━━━ DATASET RECORDS

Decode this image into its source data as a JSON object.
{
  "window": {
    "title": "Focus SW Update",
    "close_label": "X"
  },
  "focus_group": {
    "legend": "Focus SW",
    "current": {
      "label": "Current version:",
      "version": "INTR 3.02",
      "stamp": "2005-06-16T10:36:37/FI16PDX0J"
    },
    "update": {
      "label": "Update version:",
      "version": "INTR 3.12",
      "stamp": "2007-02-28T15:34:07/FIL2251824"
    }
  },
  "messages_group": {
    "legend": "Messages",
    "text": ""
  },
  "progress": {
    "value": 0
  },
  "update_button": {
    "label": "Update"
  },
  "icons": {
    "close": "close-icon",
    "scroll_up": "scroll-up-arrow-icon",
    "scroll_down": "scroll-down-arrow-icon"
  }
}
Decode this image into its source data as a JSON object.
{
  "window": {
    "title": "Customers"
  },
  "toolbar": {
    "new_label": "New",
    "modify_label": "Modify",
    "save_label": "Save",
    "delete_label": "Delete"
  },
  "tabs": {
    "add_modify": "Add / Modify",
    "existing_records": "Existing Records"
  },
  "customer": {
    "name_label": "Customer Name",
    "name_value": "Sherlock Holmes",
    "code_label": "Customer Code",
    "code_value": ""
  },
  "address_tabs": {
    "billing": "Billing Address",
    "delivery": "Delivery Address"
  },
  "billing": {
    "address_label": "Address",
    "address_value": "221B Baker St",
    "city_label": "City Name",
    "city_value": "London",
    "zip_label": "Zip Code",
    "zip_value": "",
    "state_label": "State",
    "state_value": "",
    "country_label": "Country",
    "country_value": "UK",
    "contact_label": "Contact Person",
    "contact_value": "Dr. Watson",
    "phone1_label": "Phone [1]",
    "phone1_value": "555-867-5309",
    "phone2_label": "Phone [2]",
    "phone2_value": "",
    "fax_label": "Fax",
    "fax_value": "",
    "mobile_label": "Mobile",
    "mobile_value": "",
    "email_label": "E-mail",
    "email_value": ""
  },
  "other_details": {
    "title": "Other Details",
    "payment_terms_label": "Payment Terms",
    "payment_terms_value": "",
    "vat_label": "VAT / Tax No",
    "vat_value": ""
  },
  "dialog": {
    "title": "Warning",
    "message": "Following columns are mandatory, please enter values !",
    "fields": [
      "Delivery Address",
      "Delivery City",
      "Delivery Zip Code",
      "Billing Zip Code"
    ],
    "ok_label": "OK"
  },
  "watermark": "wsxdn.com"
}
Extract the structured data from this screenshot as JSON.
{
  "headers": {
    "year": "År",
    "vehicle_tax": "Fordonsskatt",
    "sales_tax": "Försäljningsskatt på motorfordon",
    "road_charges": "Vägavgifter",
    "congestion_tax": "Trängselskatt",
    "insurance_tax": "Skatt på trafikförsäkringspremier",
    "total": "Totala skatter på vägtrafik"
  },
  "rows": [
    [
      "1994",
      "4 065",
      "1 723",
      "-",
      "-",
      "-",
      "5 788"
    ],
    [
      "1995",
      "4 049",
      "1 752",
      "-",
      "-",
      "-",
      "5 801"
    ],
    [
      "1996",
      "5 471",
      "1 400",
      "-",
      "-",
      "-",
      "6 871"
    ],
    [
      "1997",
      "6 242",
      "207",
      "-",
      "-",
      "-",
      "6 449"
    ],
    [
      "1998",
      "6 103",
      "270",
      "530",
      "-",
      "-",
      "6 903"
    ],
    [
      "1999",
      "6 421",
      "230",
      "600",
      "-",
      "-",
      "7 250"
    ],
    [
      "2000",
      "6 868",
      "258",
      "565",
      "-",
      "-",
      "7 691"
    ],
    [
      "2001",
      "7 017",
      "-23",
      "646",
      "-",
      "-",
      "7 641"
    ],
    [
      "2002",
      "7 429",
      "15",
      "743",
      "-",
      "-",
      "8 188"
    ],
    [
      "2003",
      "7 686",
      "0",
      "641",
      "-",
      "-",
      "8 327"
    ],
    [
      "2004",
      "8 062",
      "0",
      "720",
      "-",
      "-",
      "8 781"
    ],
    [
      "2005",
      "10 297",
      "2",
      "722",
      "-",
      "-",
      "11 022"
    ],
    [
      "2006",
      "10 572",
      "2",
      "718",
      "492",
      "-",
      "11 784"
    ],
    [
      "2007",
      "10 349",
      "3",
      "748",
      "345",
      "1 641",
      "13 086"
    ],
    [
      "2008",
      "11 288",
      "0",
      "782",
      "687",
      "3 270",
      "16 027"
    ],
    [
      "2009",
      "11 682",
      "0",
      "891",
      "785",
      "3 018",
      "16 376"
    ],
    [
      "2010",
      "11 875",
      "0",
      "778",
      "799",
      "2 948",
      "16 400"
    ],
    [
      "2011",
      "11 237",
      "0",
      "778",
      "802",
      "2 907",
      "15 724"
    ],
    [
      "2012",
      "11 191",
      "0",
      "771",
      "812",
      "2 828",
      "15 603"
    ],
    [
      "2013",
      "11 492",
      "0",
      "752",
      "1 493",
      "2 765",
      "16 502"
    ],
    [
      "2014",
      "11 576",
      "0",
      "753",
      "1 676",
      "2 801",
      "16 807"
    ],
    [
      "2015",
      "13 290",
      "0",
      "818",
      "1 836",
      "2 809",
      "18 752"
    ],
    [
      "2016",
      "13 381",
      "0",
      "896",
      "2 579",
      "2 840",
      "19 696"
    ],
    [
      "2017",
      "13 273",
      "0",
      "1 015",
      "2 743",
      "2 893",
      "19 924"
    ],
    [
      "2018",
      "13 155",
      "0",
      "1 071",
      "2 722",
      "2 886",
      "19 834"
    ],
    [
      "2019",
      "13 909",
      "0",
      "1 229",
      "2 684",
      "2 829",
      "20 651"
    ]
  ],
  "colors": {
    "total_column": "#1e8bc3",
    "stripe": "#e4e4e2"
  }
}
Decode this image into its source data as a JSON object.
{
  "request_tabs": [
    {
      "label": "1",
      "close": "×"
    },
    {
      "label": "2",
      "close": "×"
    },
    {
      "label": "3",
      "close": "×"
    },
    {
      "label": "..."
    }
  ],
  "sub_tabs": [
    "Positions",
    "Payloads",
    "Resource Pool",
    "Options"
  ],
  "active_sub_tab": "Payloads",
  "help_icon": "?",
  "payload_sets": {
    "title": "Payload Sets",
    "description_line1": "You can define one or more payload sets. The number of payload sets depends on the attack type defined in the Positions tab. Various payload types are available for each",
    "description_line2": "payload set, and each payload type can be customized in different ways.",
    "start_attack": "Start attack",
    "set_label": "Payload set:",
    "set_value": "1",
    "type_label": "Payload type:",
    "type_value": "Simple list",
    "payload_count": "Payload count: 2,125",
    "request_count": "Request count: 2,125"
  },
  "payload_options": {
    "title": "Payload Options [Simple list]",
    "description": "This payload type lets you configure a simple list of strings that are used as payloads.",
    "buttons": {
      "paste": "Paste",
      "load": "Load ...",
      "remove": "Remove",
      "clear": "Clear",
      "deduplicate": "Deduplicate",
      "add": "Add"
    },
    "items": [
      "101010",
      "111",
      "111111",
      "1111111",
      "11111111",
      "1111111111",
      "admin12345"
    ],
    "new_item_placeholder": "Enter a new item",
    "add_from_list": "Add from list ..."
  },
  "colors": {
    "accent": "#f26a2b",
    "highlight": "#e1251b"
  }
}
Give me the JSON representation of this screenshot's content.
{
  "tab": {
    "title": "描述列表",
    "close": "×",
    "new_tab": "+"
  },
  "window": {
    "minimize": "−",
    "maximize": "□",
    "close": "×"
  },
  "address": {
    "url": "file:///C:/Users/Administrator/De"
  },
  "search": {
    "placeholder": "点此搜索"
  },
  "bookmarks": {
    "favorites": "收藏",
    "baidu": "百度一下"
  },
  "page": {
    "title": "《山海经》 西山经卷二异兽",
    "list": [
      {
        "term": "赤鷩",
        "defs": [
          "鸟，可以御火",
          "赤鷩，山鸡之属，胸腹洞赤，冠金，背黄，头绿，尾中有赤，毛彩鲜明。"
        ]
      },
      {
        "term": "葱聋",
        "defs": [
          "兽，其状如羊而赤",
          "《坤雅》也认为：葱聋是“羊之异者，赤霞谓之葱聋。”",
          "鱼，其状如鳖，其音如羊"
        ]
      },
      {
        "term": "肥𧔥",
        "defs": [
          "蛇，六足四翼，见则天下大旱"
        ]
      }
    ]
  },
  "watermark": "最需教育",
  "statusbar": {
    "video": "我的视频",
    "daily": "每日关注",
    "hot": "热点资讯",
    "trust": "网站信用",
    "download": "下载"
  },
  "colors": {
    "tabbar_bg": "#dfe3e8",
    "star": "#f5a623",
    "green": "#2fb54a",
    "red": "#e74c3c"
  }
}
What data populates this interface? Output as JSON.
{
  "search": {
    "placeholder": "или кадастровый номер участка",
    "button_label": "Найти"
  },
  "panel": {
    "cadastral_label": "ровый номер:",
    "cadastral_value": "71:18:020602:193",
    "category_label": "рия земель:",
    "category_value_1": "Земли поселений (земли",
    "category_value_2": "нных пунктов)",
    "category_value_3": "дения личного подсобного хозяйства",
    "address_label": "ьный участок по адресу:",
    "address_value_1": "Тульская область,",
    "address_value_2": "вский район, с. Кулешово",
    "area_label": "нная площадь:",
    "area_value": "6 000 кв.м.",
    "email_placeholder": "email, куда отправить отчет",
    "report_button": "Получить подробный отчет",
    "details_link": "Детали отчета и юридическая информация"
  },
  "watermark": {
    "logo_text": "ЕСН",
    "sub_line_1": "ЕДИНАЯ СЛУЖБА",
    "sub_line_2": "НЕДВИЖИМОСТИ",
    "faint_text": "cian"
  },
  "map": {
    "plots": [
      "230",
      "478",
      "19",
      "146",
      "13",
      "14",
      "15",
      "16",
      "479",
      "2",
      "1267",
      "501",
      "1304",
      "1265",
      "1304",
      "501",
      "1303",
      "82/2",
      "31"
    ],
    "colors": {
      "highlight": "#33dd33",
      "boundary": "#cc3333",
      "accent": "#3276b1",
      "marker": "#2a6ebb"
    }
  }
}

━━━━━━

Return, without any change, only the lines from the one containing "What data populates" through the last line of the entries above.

What data populates this interface? Output as JSON.
{
  "search": {
    "placeholder": "или кадастровый номер участка",
    "button_label": "Найти"
  },
  "panel": {
    "cadastral_label": "ровый номер:",
    "cadastral_value": "71:18:020602:193",
    "category_label": "рия земель:",
    "category_value_1": "Земли поселений (земли",
    "category_value_2": "нных пунктов)",
    "category_value_3": "дения личного подсобного хозяйства",
    "address_label": "ьный участок по адресу:",
    "address_value_1": "Тульская область,",
    "address_value_2": "вский район, с. Кулешово",
    "area_label": "нная площадь:",
    "area_value": "6 000 кв.м.",
    "email_placeholder": "email, куда отправить отчет",
    "report_button": "Получить подробный отчет",
    "details_link": "Детали отчета и юридическая информация"
  },
  "watermark": {
    "logo_text": "ЕСН",
    "sub_line_1": "ЕДИНАЯ СЛУЖБА",
    "sub_line_2": "НЕДВИЖИМОСТИ",
    "faint_text": "cian"
  },
  "map": {
    "plots": [
      "230",
      "478",
      "19",
      "146",
      "13",
      "14",
      "15",
      "16",
      "479",
      "2",
      "1267",
      "501",
      "1304",
      "1265",
      "1304",
      "501",
      "1303",
      "82/2",
      "31"
    ],
    "colors": {
      "highlight": "#33dd33",
      "boundary": "#cc3333",
      "accent": "#3276b1",
      "marker": "#2a6ebb"
    }
  }
}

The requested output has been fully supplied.